» **What you need to do**:
State the number of lines in these records that include the string "JSON", and say nothing more.

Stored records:
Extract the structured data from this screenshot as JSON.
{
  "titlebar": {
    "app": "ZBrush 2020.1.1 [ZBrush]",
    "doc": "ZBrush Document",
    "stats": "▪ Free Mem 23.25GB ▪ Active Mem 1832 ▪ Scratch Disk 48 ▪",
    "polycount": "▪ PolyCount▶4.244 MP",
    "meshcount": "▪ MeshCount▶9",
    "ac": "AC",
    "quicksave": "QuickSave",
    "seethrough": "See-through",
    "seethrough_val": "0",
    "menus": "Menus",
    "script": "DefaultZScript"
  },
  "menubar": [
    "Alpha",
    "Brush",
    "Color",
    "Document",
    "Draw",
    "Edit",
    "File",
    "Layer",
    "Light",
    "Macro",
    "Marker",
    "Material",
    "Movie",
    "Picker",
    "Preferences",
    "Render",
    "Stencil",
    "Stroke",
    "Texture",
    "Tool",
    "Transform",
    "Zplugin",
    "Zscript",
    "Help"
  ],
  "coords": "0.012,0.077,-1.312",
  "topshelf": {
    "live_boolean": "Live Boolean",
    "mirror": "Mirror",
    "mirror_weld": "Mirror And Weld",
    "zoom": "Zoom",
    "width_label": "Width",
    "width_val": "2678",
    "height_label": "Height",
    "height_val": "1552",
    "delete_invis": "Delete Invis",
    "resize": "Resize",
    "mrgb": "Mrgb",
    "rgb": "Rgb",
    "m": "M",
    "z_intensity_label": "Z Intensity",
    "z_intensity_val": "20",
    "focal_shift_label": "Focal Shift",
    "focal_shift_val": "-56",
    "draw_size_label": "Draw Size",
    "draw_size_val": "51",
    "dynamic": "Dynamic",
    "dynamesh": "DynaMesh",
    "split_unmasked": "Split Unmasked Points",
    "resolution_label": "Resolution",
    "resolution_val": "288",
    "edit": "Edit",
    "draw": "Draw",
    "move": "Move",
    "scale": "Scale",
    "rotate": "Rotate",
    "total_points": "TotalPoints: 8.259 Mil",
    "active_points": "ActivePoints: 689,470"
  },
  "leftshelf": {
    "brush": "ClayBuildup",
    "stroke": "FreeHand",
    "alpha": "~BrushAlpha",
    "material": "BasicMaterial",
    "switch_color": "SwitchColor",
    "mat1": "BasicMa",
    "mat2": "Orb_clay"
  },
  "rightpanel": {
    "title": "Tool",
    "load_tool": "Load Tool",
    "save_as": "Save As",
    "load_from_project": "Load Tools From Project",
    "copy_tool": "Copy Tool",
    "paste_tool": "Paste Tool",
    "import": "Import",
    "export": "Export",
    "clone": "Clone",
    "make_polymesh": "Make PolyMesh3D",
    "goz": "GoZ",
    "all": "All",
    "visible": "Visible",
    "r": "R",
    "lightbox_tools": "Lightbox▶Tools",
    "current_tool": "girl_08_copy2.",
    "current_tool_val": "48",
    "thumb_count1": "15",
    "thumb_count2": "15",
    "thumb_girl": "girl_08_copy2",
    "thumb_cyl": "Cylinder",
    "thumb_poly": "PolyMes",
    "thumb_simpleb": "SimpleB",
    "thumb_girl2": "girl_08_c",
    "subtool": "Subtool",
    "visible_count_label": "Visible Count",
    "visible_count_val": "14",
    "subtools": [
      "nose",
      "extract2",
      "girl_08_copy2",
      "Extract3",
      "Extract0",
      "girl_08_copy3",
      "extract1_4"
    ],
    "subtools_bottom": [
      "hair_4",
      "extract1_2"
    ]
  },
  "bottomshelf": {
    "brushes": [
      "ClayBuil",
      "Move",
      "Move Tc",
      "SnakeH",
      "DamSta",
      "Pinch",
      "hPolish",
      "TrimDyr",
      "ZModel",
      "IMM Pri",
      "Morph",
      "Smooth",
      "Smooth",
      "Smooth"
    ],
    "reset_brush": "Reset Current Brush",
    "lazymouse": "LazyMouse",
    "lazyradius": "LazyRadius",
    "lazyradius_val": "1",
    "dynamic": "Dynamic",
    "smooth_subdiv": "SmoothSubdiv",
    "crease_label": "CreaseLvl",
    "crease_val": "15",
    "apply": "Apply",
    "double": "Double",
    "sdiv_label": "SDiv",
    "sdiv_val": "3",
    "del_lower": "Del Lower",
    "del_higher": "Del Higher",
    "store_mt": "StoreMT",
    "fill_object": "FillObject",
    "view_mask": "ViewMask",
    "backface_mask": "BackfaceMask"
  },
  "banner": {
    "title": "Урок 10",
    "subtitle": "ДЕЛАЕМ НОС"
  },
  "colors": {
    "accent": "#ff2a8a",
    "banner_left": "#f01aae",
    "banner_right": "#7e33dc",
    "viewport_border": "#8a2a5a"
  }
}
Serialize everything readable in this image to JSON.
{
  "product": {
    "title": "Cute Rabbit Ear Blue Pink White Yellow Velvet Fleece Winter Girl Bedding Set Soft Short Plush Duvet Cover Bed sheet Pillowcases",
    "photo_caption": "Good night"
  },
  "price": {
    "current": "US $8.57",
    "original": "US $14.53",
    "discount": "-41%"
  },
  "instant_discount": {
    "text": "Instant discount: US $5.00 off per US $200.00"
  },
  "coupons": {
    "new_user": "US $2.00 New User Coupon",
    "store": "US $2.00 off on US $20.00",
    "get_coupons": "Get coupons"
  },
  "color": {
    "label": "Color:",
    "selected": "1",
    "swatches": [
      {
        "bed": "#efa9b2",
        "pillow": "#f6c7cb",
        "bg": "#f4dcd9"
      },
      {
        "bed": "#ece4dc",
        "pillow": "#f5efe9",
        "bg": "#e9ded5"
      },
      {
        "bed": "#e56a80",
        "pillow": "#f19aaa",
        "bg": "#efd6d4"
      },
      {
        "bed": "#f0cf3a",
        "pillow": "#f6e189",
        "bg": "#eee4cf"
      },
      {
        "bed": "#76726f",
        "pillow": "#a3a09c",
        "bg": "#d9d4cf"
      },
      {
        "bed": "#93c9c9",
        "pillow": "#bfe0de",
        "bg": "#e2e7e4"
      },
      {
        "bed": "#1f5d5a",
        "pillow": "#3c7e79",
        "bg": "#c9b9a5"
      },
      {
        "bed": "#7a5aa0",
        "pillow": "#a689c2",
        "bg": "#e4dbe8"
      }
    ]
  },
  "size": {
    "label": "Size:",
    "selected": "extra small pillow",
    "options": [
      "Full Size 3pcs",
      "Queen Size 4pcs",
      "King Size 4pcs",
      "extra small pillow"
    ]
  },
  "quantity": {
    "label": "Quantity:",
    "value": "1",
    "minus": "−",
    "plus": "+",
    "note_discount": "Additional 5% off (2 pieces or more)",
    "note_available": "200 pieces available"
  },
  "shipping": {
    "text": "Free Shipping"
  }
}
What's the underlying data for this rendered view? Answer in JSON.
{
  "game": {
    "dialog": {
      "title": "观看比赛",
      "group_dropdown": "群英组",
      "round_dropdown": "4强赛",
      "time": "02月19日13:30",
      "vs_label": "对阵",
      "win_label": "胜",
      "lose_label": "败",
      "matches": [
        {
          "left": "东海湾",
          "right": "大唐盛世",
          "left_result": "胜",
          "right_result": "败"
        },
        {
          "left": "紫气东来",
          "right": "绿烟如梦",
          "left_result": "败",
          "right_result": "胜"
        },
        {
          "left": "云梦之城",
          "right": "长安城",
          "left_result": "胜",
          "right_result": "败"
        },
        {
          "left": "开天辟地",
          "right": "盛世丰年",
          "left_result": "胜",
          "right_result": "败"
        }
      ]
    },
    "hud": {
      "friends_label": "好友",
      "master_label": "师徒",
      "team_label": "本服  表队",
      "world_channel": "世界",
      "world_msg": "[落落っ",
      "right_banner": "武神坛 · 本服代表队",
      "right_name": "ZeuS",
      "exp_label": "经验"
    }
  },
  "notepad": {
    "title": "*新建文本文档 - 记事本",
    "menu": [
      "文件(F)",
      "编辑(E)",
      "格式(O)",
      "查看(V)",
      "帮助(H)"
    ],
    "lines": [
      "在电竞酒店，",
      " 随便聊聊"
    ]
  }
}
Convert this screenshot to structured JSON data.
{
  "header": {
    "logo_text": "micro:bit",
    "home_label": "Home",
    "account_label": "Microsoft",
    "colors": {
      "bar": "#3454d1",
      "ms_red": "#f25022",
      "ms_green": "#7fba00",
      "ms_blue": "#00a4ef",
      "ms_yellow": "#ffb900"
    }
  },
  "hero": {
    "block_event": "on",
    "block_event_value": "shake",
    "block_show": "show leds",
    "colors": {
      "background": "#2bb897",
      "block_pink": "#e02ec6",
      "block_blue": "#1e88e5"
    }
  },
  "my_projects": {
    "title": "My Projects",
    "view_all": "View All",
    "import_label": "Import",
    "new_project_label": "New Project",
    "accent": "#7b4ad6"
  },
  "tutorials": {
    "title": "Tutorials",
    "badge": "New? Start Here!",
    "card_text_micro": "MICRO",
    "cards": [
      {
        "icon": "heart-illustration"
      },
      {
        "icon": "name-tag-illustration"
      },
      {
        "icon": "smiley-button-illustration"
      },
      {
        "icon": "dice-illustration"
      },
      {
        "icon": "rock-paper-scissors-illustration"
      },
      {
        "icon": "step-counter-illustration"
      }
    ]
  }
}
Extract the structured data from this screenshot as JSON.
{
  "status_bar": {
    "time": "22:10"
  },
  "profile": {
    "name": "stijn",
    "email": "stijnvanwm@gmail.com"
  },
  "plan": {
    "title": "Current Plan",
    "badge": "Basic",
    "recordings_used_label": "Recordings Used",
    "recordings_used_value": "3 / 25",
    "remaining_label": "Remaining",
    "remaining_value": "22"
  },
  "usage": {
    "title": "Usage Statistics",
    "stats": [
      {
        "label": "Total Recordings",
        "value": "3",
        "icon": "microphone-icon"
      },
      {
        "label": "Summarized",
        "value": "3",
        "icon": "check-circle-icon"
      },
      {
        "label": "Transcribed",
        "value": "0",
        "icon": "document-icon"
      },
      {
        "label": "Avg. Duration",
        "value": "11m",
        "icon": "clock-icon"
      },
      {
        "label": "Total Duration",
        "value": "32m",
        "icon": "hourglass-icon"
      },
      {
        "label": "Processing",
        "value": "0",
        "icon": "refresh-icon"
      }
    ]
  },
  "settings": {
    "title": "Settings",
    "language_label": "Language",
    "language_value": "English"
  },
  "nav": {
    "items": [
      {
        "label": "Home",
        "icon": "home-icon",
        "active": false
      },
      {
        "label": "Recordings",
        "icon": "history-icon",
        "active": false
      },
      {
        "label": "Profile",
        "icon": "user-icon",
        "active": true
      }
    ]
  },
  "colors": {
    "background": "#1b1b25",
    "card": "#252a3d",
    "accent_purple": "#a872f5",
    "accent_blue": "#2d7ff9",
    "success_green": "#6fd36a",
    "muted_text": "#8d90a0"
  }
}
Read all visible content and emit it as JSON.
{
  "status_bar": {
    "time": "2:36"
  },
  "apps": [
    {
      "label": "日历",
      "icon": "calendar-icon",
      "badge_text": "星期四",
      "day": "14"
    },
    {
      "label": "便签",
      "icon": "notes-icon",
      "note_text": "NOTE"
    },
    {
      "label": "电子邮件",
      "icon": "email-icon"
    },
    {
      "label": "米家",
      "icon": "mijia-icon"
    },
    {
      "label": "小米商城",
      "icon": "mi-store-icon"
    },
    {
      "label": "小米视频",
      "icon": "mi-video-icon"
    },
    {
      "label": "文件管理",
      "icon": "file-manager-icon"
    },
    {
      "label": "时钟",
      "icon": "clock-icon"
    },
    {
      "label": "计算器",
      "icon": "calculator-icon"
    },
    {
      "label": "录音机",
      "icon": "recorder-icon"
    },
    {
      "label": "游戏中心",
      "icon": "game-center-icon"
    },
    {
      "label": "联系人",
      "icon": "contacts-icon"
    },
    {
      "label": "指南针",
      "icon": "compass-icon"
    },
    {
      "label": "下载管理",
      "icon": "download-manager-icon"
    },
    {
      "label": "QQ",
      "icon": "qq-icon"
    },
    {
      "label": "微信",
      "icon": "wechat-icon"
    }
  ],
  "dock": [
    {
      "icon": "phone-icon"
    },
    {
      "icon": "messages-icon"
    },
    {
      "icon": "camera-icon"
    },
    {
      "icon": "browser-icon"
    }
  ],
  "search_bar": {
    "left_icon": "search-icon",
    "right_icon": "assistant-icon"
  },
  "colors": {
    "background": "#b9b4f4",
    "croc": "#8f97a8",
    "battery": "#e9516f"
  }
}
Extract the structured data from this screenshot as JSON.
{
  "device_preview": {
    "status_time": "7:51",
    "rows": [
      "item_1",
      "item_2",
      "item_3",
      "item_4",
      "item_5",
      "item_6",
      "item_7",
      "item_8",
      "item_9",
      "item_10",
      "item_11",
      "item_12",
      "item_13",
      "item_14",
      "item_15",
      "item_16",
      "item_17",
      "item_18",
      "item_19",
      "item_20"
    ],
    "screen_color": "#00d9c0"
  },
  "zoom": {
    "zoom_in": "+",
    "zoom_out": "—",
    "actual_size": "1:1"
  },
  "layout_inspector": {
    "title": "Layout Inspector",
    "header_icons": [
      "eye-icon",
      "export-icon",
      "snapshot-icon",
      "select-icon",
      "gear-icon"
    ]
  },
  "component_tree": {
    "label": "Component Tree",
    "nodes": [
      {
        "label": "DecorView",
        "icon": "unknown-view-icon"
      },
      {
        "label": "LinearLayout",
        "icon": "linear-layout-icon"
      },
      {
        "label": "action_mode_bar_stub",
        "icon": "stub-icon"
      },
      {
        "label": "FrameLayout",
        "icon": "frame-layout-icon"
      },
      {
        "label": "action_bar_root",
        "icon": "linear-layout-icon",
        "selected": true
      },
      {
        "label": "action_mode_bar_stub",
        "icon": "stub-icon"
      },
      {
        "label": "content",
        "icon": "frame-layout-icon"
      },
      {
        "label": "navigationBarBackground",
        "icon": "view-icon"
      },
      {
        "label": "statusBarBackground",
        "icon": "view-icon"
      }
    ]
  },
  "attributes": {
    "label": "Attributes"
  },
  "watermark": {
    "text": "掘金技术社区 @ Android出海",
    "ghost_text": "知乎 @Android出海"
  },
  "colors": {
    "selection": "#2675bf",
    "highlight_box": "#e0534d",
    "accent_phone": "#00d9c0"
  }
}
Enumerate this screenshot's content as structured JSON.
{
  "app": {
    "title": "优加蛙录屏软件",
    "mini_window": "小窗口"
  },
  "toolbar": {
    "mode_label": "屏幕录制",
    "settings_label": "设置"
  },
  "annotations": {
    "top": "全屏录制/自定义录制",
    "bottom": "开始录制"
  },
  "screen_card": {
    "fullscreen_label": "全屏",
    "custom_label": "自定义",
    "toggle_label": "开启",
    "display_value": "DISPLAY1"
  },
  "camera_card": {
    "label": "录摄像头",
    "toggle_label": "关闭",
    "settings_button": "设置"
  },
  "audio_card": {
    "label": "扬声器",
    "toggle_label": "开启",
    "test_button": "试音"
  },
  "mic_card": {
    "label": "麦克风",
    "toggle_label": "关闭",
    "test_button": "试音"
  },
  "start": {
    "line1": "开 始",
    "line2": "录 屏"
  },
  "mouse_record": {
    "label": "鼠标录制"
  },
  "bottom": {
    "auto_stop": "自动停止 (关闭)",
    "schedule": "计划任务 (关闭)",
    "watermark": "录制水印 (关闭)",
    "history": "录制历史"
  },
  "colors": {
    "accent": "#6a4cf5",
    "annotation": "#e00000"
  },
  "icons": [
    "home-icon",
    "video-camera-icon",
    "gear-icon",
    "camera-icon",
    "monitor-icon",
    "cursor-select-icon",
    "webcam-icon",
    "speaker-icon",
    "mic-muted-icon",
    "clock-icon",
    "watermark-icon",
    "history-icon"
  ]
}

» **Solution**:
8